Aim of the task – Only an exact copy of the entries, stripped of pictures, will serve as the answer.
Start of Block
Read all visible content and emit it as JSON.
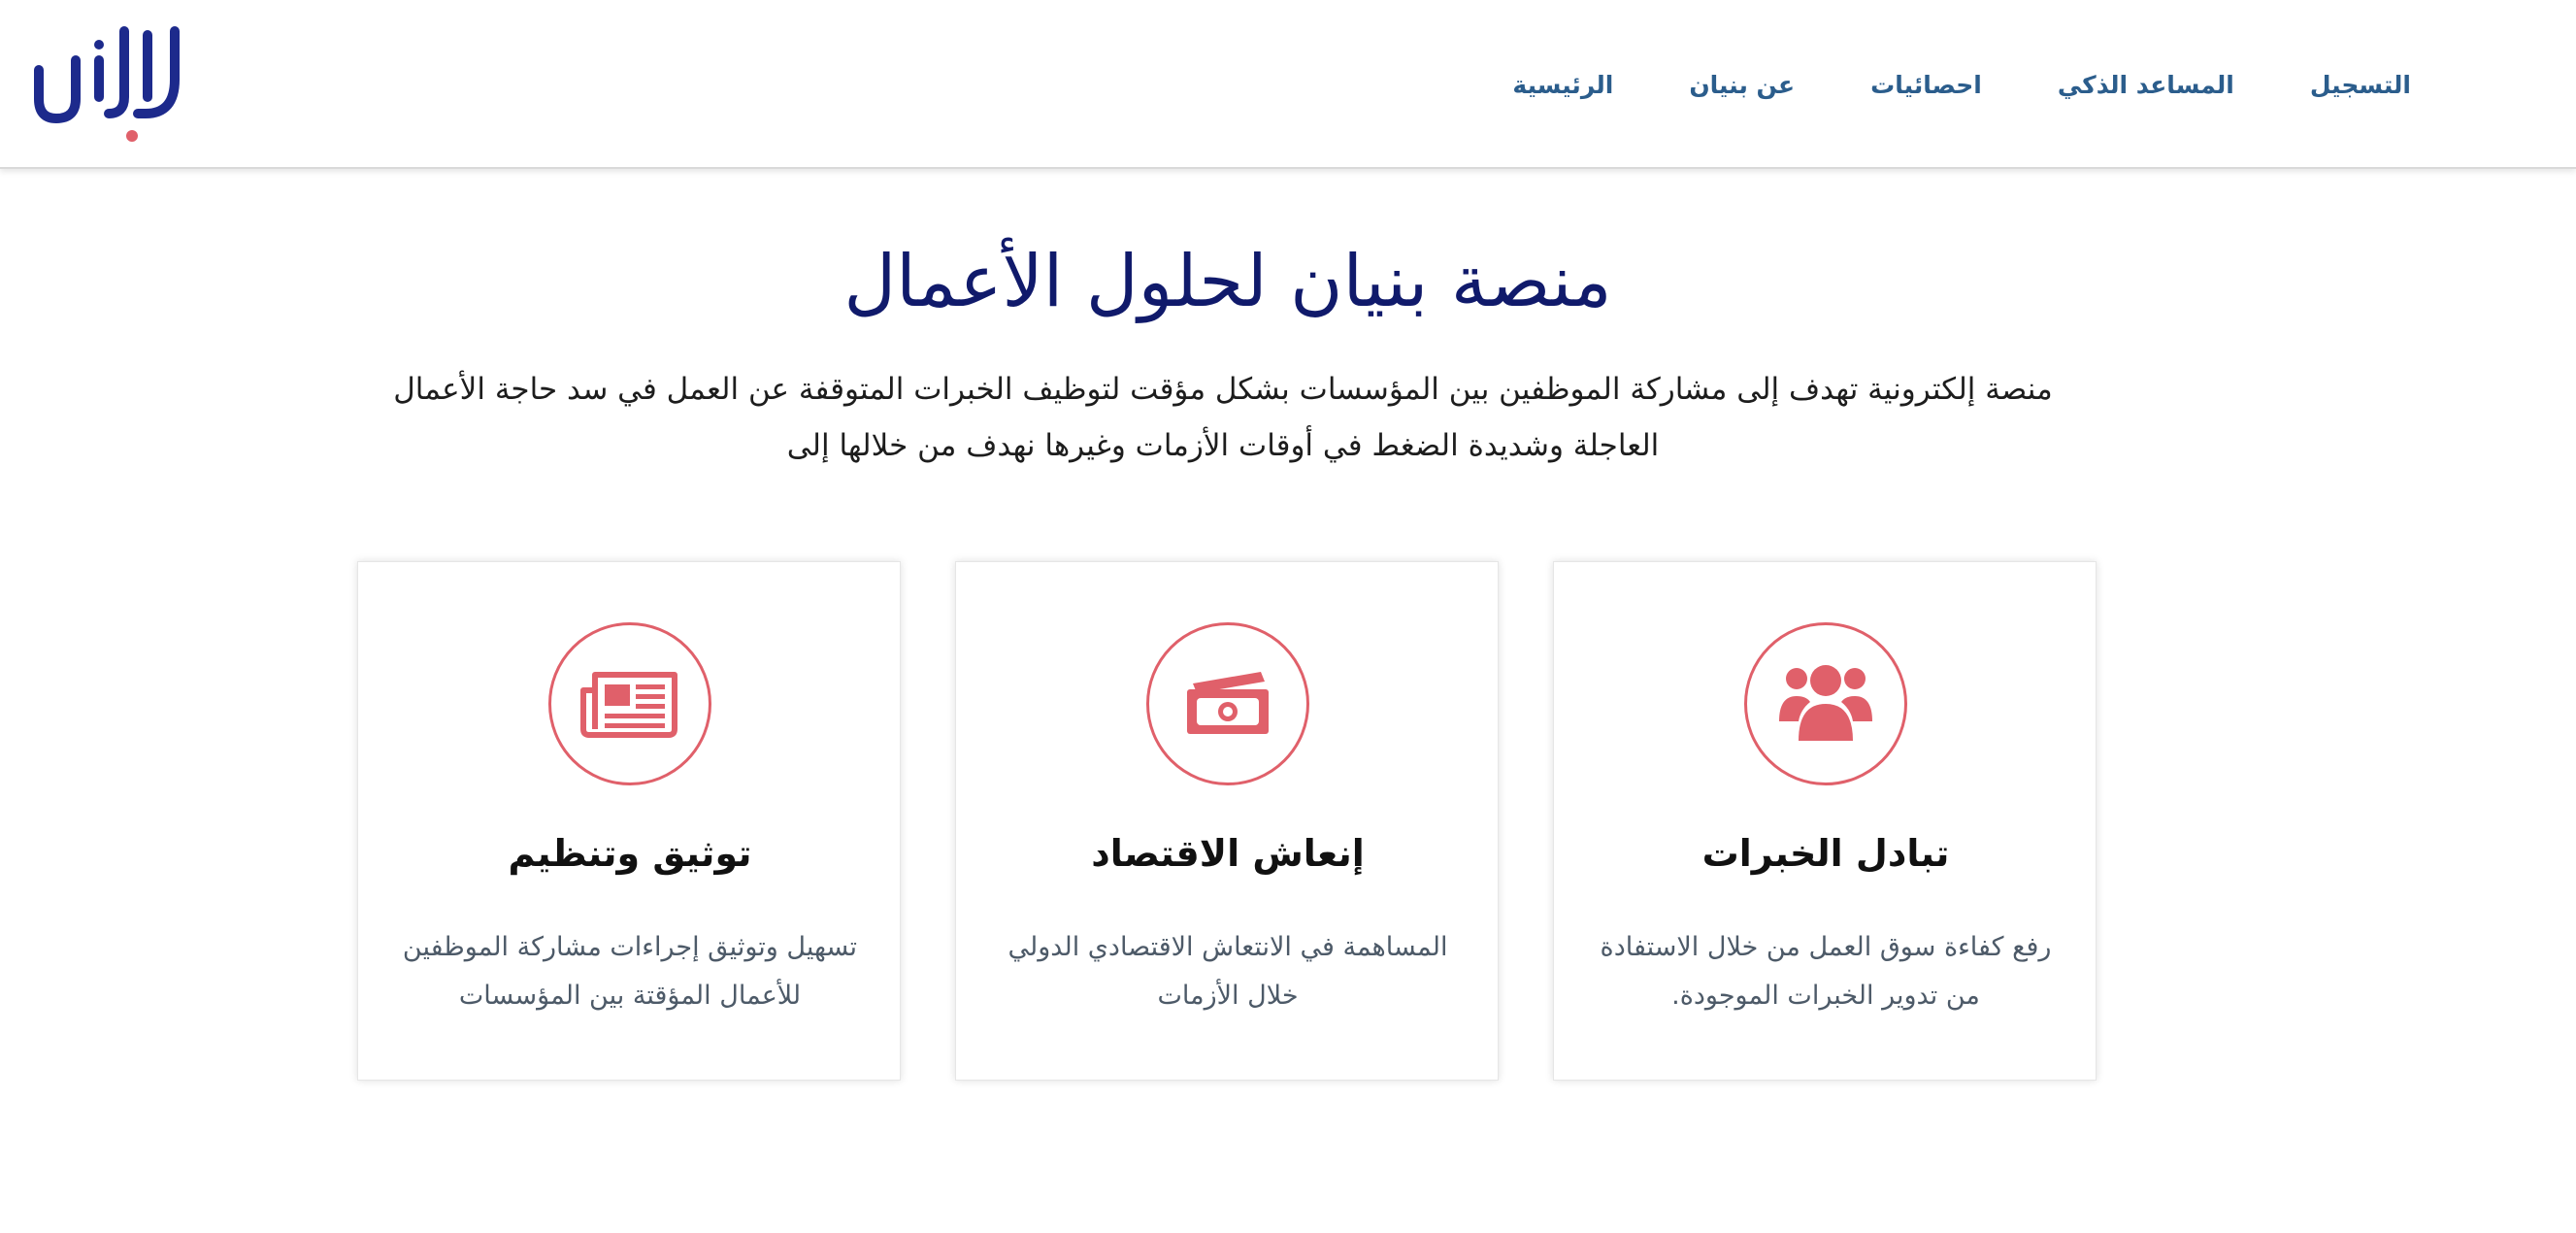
{
  "header": {
    "logo_text": "بنيان",
    "nav": [
      {
        "label": "الرئيسية"
      },
      {
        "label": "عن بنيان"
      },
      {
        "label": "احصائيات"
      },
      {
        "label": "المساعد الذكي"
      },
      {
        "label": "التسجيل"
      }
    ]
  },
  "hero": {
    "title": "منصة بنيان لحلول الأعمال",
    "description": "منصة إلكترونية تهدف إلى مشاركة الموظفين بين المؤسسات بشكل مؤقت لتوظيف الخبرات المتوقفة عن العمل في سد حاجة الأعمال العاجلة وشديدة الضغط في أوقات الأزمات وغيرها نهدف من خلالها إلى"
  },
  "cards": [
    {
      "icon": "users-icon",
      "title": "تبادل الخبرات",
      "text": "رفع كفاءة سوق العمل من خلال الاستفادة من تدوير الخبرات الموجودة."
    },
    {
      "icon": "money-icon",
      "title": "إنعاش الاقتصاد",
      "text": "المساهمة في الانتعاش الاقتصادي الدولي خلال الأزمات"
    },
    {
      "icon": "newspaper-icon",
      "title": "توثيق وتنظيم",
      "text": "تسهيل وتوثيق إجراءات مشاركة الموظفين للأعمال المؤقتة بين المؤسسات"
    }
  ],
  "colors": {
    "brand_blue": "#101a6b",
    "nav_blue": "#2b5d8c",
    "accent_red": "#e0606a"
  }
}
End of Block
Written reply –
Read all visible content and emit it as JSON.
{
  "header": {
    "logo_text": "بنيان",
    "nav": [
      {
        "label": "الرئيسية"
      },
      {
        "label": "عن بنيان"
      },
      {
        "label": "احصائيات"
      },
      {
        "label": "المساعد الذكي"
      },
      {
        "label": "التسجيل"
      }
    ]
  },
  "hero": {
    "title": "منصة بنيان لحلول الأعمال",
    "description": "منصة إلكترونية تهدف إلى مشاركة الموظفين بين المؤسسات بشكل مؤقت لتوظيف الخبرات المتوقفة عن العمل في سد حاجة الأعمال العاجلة وشديدة الضغط في أوقات الأزمات وغيرها نهدف من خلالها إلى"
  },
  "cards": [
    {
      "icon": "users-icon",
      "title": "تبادل الخبرات",
      "text": "رفع كفاءة سوق العمل من خلال الاستفادة من تدوير الخبرات الموجودة."
    },
    {
      "icon": "money-icon",
      "title": "إنعاش الاقتصاد",
      "text": "المساهمة في الانتعاش الاقتصادي الدولي خلال الأزمات"
    },
    {
      "icon": "newspaper-icon",
      "title": "توثيق وتنظيم",
      "text": "تسهيل وتوثيق إجراءات مشاركة الموظفين للأعمال المؤقتة بين المؤسسات"
    }
  ],
  "colors": {
    "brand_blue": "#101a6b",
    "nav_blue": "#2b5d8c",
    "accent_red": "#e0606a"
  }
}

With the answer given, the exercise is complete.